TABLE 6
Metal compositionMetalVoid ratioVoid ratioAmount
of first metallicMetalcomposition ofof secondMetalof firstof dis-
paste layer (high-Printing position ofcomposition ofsecond metalmetalcomposition ofmetalplacement
content metallicsecond metallicfirst metalliclayer afterlayer afterfirst metal layerlayer afterat initial
No.pate layer)paste layer (layer)paste layerfiringfiring (%)after firingfiring (%)state (μm)
1100% Ag100% Ag100% Ag25100% Ag2530
2 98% Ag—2% Pd50, 150 95% Ag—5% PD 95% Ag—5% PD85 95% Ag—5% PD1037
3 98% Ag—2% Pd50, 100, 150 95% Ag—5% PD 95% Ag—5% PD85 95% Ag—5% PD1040
4 98% Ag—2% Pd1, 50, 100, 150, 200 95% Ag—5% PD 95% Ag—5% PD85 95% Ag—5% PD1040
Noise of harmonicBeat sound at 1 kHzAmount of displacement afterPeeling at stacked portion after
No.componentsor more1 × 109 cycles (μm)continuous operation (1 × 109 times)
1generatedgeneratedCracks occurredoccurred
2not generatednot generated39.9not occurred
3not generatednot generated39.9not occurred
4not generatednot generated40not occurred

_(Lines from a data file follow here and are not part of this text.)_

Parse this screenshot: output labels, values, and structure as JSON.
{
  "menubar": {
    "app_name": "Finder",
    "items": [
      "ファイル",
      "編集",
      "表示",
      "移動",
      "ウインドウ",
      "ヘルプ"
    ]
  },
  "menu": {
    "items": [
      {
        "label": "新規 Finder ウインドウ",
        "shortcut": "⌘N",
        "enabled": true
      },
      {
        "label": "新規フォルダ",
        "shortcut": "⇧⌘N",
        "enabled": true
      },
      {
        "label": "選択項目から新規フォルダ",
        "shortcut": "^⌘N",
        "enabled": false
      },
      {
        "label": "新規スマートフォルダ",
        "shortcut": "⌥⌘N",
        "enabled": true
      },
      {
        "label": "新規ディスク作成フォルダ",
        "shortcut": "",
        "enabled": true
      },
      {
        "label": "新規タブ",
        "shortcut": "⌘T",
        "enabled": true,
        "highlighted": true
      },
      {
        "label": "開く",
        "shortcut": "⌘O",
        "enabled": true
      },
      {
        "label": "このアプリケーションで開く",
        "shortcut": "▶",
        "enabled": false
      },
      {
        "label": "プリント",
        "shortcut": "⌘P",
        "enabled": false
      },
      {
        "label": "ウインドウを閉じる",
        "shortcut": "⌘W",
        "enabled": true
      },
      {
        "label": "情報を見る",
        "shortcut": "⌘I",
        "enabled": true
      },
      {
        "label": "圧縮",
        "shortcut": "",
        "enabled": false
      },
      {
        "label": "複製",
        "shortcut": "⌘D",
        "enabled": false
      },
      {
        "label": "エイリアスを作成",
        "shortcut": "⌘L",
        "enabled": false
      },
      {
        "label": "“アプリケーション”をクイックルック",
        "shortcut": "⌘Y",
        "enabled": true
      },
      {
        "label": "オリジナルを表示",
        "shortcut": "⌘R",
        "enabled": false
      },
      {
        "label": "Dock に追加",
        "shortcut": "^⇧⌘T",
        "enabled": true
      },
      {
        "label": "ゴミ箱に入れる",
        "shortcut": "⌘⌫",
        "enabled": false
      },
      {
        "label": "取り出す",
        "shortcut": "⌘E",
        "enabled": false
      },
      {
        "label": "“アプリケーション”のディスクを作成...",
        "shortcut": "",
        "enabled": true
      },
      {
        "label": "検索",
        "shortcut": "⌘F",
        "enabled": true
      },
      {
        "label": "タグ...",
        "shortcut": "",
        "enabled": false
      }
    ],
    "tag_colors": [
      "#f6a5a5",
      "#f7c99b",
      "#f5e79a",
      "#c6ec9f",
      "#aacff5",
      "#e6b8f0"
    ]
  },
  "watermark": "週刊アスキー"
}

As is apparent from the results in Table 6, in sample No. 1 as Comparative Example, peeling occurred in the interface between the stacks. It was found that, when the frequency of the drive voltage is gradually increased from 150 Hz so as to confirm rapid response of a piezoelectric actuator, beat sound is generated by the device at 1 kHz or more (beat sound could be heard with the ears). When the pulse waveform was confirmed by an oscilloscope DL1640L manufactured by Yokogawa Electric Corporation so as to confirm the frequency of the drive voltage in the device where beat sound is generated, harmonic noise could be confirmed at the position corresponding to frequencies integer times the frequency of the drive voltage.

In samples Nos. 2 to 4 as Examples of the present invention, an amount of displacement of the device did not drastically decrease even after the continuous operation 1×109 times and samples had an effective amount of displacement required as a piezoelectric actuator, and thus a piezoelectric actuator having excellent durability can be manufactured.